The legal proceedings revolving around the rise and fall of FTX and its linked hedge fund, Alameda Research, are set to commence soon. The main contention for prosecutors will be establishing that Bankman-Fried deliberately deceived either customers or lenders or conspired to do so.

Prosecution bears the onus of demonstrating Bankman-Fried’s legal violations. On the other side, the defense merely needs to persuade the jury that the U.S. Department of Justice’s case against the FTX founder is insufficient.

The charges themselves are:

  • Committing wire fraud on FTX customers

  • Conspiring to commit wire fraud on FTX customers

  • Committing wire fraud on Alameda Research lenders

  • Conspiring to commit wire fraud on Alameda Research lenders

  • Conspiring to commit securities fraud against FTX investors

  • Conspiring to commit [commodities?] fraud against FTX customers

  • Conspiring to commit money laundering to hide the proceeds of wire fraud on FTX customers

Bankman-Fried is facing various charges, including multiple counts of wire fraud against FTX customers and Alameda Research lenders and several conspiracy charges relating to fraud against FTX investors and money laundering.

Of all the charges, only the allegations of wire fraud against FTX clients and Alameda Research lenders directly implicate Bankman-Fried. The other five revolve around conspiracy, implying he plotted with others to commit crimes.
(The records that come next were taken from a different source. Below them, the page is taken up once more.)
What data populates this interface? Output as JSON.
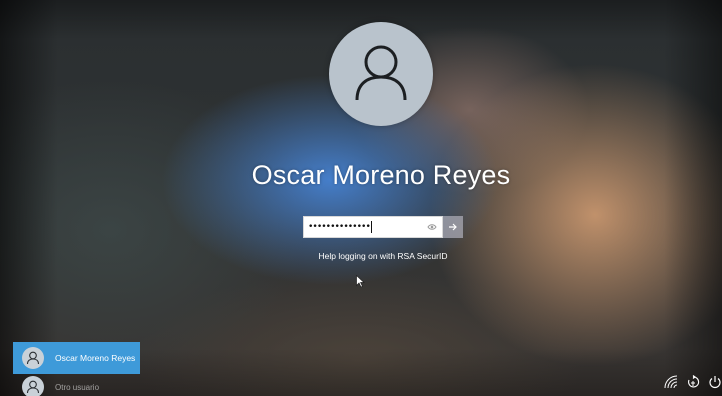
{
  "user": {
    "name": "Oscar Moreno Reyes"
  },
  "password": {
    "value": "••••••••••••••",
    "reveal_icon": "eye-icon",
    "submit_icon": "arrow-right-icon"
  },
  "help": {
    "label": "Help logging on with RSA SecurID"
  },
  "user_list": [
    {
      "name": "Oscar Moreno Reyes",
      "selected": true
    },
    {
      "name": "Otro usuario",
      "selected": false
    }
  ],
  "system_icons": [
    "network-icon",
    "accessibility-icon",
    "power-icon"
  ],
  "colors": {
    "selected_tile": "#3e9ad9",
    "avatar_bg": "#b9c3cc",
    "text": "#ffffff"
  }
}
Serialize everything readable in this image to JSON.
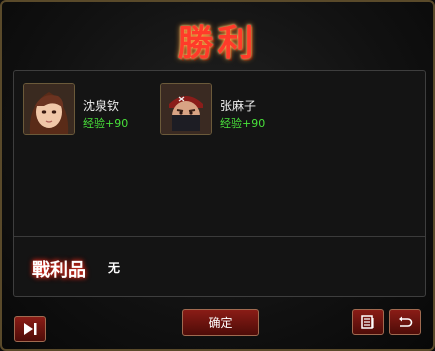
{
  "title": "勝利",
  "party": [
    {
      "name": "沈泉钦",
      "exp_label": "经验",
      "exp_value": "+90"
    },
    {
      "name": "张麻子",
      "exp_label": "经验",
      "exp_value": "+90"
    }
  ],
  "loot": {
    "label": "戰利品",
    "value": "无"
  },
  "buttons": {
    "confirm_label": "确定"
  },
  "icons": {
    "skip": "skip-forward-icon",
    "log": "document-list-icon",
    "replay": "replay-icon"
  },
  "colors": {
    "title": "#ff3b2a",
    "exp": "#48e03a",
    "button": "#8a1c16"
  }
}
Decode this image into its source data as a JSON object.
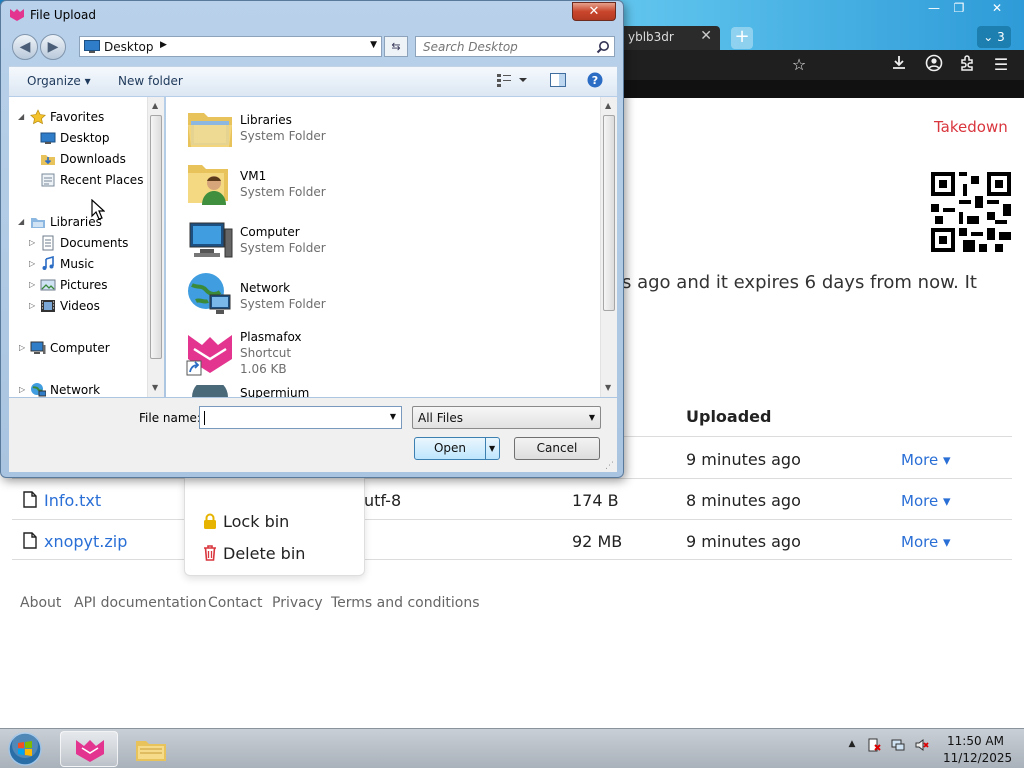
{
  "browser": {
    "tab_title": "yblb3dr",
    "tab_close": "✕",
    "new_tab": "+",
    "tab_count": "3",
    "win_min": "—",
    "win_max": "❐",
    "win_close": "✕",
    "icons": [
      "star-icon",
      "download-icon",
      "account-icon",
      "extensions-icon",
      "menu-icon"
    ]
  },
  "page": {
    "takedown": "Takedown",
    "description": "s ago and it expires 6 days from now. It",
    "table": {
      "uploaded_header": "Uploaded",
      "rows": [
        {
          "name": "",
          "encoding": "",
          "size": "",
          "uploaded": "9 minutes ago",
          "more": "More"
        },
        {
          "name": "Info.txt",
          "encoding": "utf-8",
          "size": "174 B",
          "uploaded": "8 minutes ago",
          "more": "More"
        },
        {
          "name": "xnopyt.zip",
          "encoding": "",
          "size": "92 MB",
          "uploaded": "9 minutes ago",
          "more": "More"
        }
      ]
    },
    "context_menu": {
      "lock": "Lock bin",
      "delete": "Delete bin"
    },
    "footer": [
      "About",
      "API documentation",
      "Contact",
      "Privacy",
      "Terms and conditions"
    ]
  },
  "dialog": {
    "title": "File Upload",
    "close_glyph": "✕",
    "back_glyph": "◀",
    "forward_glyph": "▶",
    "address": "Desktop",
    "search_placeholder": "Search Desktop",
    "toolbar": {
      "organize": "Organize ▾",
      "new_folder": "New folder"
    },
    "nav_tree": {
      "favorites": "Favorites",
      "desktop": "Desktop",
      "downloads": "Downloads",
      "recent": "Recent Places",
      "libraries": "Libraries",
      "documents": "Documents",
      "music": "Music",
      "pictures": "Pictures",
      "videos": "Videos",
      "computer": "Computer",
      "network": "Network"
    },
    "files": [
      {
        "name": "Libraries",
        "type": "System Folder",
        "size": ""
      },
      {
        "name": "VM1",
        "type": "System Folder",
        "size": ""
      },
      {
        "name": "Computer",
        "type": "System Folder",
        "size": ""
      },
      {
        "name": "Network",
        "type": "System Folder",
        "size": ""
      },
      {
        "name": "Plasmafox",
        "type": "Shortcut",
        "size": "1.06 KB"
      },
      {
        "name": "Supermium",
        "type": "",
        "size": ""
      }
    ],
    "file_name_label": "File name:",
    "file_name_value": "",
    "filter": "All Files",
    "open": "Open",
    "cancel": "Cancel"
  },
  "taskbar": {
    "time": "11:50 AM",
    "date": "11/12/2025",
    "tray_arrow": "▲"
  },
  "colors": {
    "accent_link": "#2a6fd6",
    "takedown_red": "#d9363e",
    "dialog_frame": "#b9d1ea"
  }
}
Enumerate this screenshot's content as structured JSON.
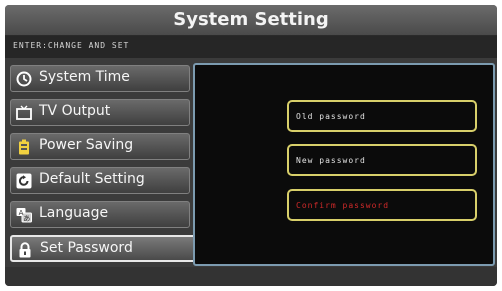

For clarity on this, the DOJ has asked Judge Lewis Kaplan to specify that actual crime commission is not mandatory for conspiracy charges.

Lawyer Martin Auerbach mentioned that for conspiracy, it’s essential to demonstrate that at least two individuals had a plan to deceive others and took overt actions to realize it. Regarding wire fraud, actions like sending deceitful emails or using online tools for deception meet the necessary criteria. For direct charges, the DOJ must prove that Bankman-Fried committed the crime.

Jordan Estes from Kramer Levin emphasized that the charges are centered on the allegation that Bankman-Fried misled stakeholders. The defense will likely argue, leveraging an advice-of-counsel defense, that the FTX founder consulted lawyers who approved his actions.

If the defense can establish a lack of fraudulent intent, Bankman-Fried might be acquitted. They might also challenge the DOJ’s witnesses’ credibility, suggesting they might be biased due to their potential legal perils.

The DOJ’s sentencing framework indicates a maximum of 20 years for each wire fraud and conspiracy charge and five years for commodities, securities, and campaign finance conspiracy. Although totals reach 115 years, sentences for similar charges tend to be concurrent.

Martin Auerbach stated that judges typically distill multi-count convictions down to the core crime. Given no mandatory minimum, sentences can still be significant depending on the severity and the financial implications of the crime.

Several legal experts approximate that if found guilty, Bankman-Fried might serve between 10 to 20 years, though Judge Kaplan will have the final say.

Jordan Estes noted, “Despite the complexities of modern assets and novel financial mechanisms, the essence of a fraud case remains consistent. It often boils down to whether deceit occurred and if the perpetrator recognized its wrongdoing.”